SC urged to list for early hearing petition against fake news and communal hatred

JAMIAT Ulema-e-Hind, one of the leading organizations of Islamic scholars belonging to the Deobandi school of thought, has approached the Supreme Court seeking an early hearing of its 2020 petition that seeks to direct the Union Government to stop the dissemination of fake news and take strict action against sections of the media spreading bigotry and communal hatred in relation to the communalising of the coronavirus pandemic in light of the Tablighi Jamaat (TJ) meeting held in New Delhi’s Nizamuddin area in March 2020.

The application, filed through Advocate-on-Record Ejaz Maqbool, states that the petition has assumed importance because elections to the Legislative Assemblies of five states are being conducted presently. 

“The dissemination of hate speech during electoral campaigns poses a grave threat to the peace and harmony in the country. The Court needs to give specific directions to control the dissemination of fake news and hate speeches and the matter needs to be heard urgently”, the application states.

The main petition was last heard on September 2, 2021, when the Court had granted liberty to the petitioner to amend the petition. Pursuant to the same, the petitioner amended the Writ Petition to assail the validity of the Cable Television Network (Amendment) Rules, 2021. However, the matter has not been listed since then.

In 2020, Jamiat had approached the Supreme Court seeking directions to prevent the communalization of the TJ event in Nizamuddin issue by certain sections of the print and electronic media. The plea had claimed that the media had communalised the TJ event in Nizamuddin, and that some sections of the print and electronic media had “demonised the entire Muslim community”.

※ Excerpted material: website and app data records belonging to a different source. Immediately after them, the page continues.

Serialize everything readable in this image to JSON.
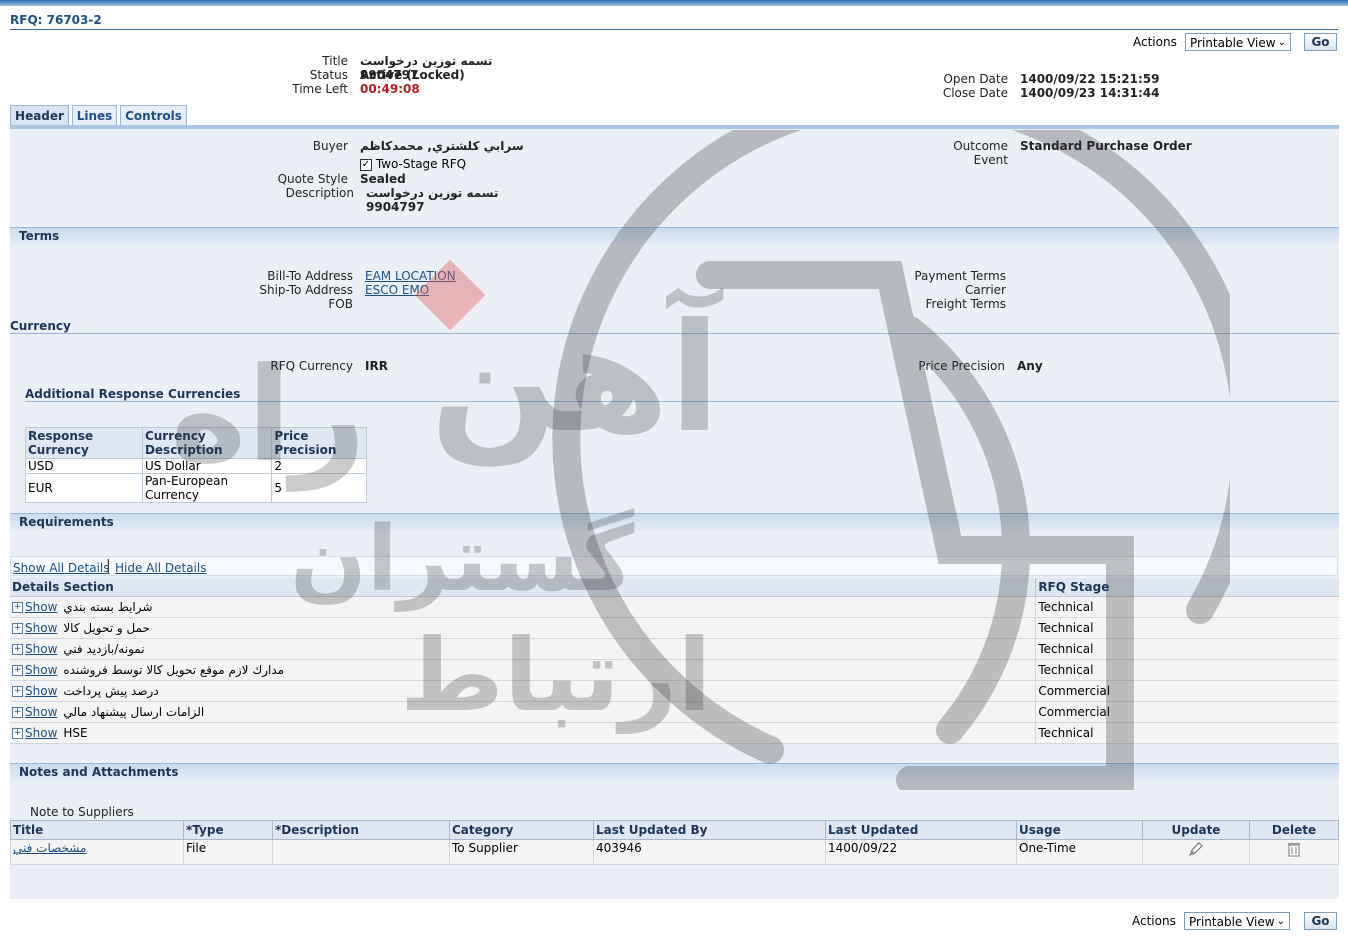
{
  "page": {
    "rfq_title": "RFQ: 76703-2"
  },
  "actions": {
    "label": "Actions",
    "selected": "Printable View",
    "go_label": "Go"
  },
  "summary": {
    "title_label": "Title",
    "title_value": "تسمه توزین درخواست 9904797",
    "status_label": "Status",
    "status_value": "Active (Locked)",
    "time_left_label": "Time Left",
    "time_left_value": "00:49:08",
    "open_date_label": "Open Date",
    "open_date_value": "1400/09/22 15:21:59",
    "close_date_label": "Close Date",
    "close_date_value": "1400/09/23 14:31:44"
  },
  "tabs": [
    {
      "label": "Header",
      "active": true
    },
    {
      "label": "Lines",
      "active": false
    },
    {
      "label": "Controls",
      "active": false
    }
  ],
  "header": {
    "buyer_label": "Buyer",
    "buyer_value": "سرابي كلشتري, محمدكاظم",
    "two_stage_label": "Two-Stage RFQ",
    "two_stage_checked": true,
    "quote_style_label": "Quote Style",
    "quote_style_value": "Sealed",
    "description_label": "Description",
    "description_value": "تسمه توزین درخواست 9904797",
    "outcome_label": "Outcome",
    "outcome_value": "Standard Purchase Order",
    "event_label": "Event"
  },
  "terms": {
    "section_title": "Terms",
    "bill_to_label": "Bill-To Address",
    "bill_to_value": "EAM LOCATION",
    "ship_to_label": "Ship-To Address",
    "ship_to_value": "ESCO EMO",
    "fob_label": "FOB",
    "payment_terms_label": "Payment Terms",
    "carrier_label": "Carrier",
    "freight_terms_label": "Freight Terms"
  },
  "currency": {
    "section_title": "Currency",
    "rfq_currency_label": "RFQ Currency",
    "rfq_currency_value": "IRR",
    "price_precision_label": "Price Precision",
    "price_precision_value": "Any",
    "additional_title": "Additional Response Currencies",
    "columns": [
      "Response Currency",
      "Currency Description",
      "Price Precision"
    ],
    "rows": [
      [
        "USD",
        "US Dollar",
        "2"
      ],
      [
        "EUR",
        "Pan-European Currency",
        "5"
      ]
    ]
  },
  "requirements": {
    "section_title": "Requirements",
    "show_all": "Show All Details",
    "hide_all": "Hide All Details",
    "columns": [
      "Details",
      "Section",
      "RFQ Stage"
    ],
    "show_label": "Show",
    "rows": [
      {
        "section": "شرايط بسته بندي",
        "stage": "Technical"
      },
      {
        "section": "حمل و تحويل كالا",
        "stage": "Technical"
      },
      {
        "section": "نمونه/بازديد فني",
        "stage": "Technical"
      },
      {
        "section": "مدارك لازم موقع تحويل كالا توسط فروشنده",
        "stage": "Technical"
      },
      {
        "section": "درصد پيش پرداخت",
        "stage": "Commercial"
      },
      {
        "section": "الزامات ارسال پيشنهاد مالي",
        "stage": "Commercial"
      },
      {
        "section": "HSE",
        "stage": "Technical"
      }
    ]
  },
  "notes": {
    "section_title": "Notes and Attachments",
    "note_label": "Note to Suppliers",
    "columns": [
      "Title",
      "*Type",
      "*Description",
      "Category",
      "Last Updated By",
      "Last Updated",
      "Usage",
      "Update",
      "Delete"
    ],
    "rows": [
      {
        "title": "مشخصات فني",
        "type": "File",
        "description": "",
        "category": "To Supplier",
        "updated_by": "403946",
        "updated": "1400/09/22",
        "usage": "One-Time"
      }
    ]
  },
  "colors": {
    "accent": "#1d4f86",
    "time_left": "#b02020",
    "panel": "#eaf0f6"
  }
}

In October 2020, the Court had slammed the union government for filing an ‘evasive’ and ‘brazen’ affidavit in the matter. It had observed that the affidavit did not deal with the applicability of the Cable Television Networks (Regulation) Act and the legal regime governing the dissemination of fake news by the media.

The affidavit filed by the Union Ministry of Information and Broadcasting said the petition made “vague assertions” based on certain fact-check sites to contend that the entire media was spreading communal disharmony. It added that the Centre had issued 743 orders blocking fake or misleading content on the coronavirus on social media.

Again in September last year, the Court expressed concern about the communal colour given to news even as it sharply criticized web portals and social media platforms for allowing the circulation of fake news, and for their failure to respond to judges.

They only worry about powerful men, the Chief Justice of India, N.V. Ramana had said, adding, “If you go to YouTube you can see how much fake news is there. Web portals are not governed by anything. There is an attempt to give communal colour to news and that is the problem. It ultimately brings a bad name to the country.”

Solicitor General Tushar Mehta was quick to respond to the court’s concerns by stating that the government had brought in the Information Technology (Guidelines for Intermediaries and Digital Media Ethics Code) Rules, 2021 to regulate web-portals and social media platforms. He said many petitions had been filed in the various high courts challenging the IT Rules, and the government had sought to transfer all the petitions to the top court. He urged the court to list the transfer petitions.

The Court had then directed the listing of all the petitions challenging the new IT Rules and those aggrieved by the communalisation of TJ matter – though these matters are dissimilar in their respective impacts- together.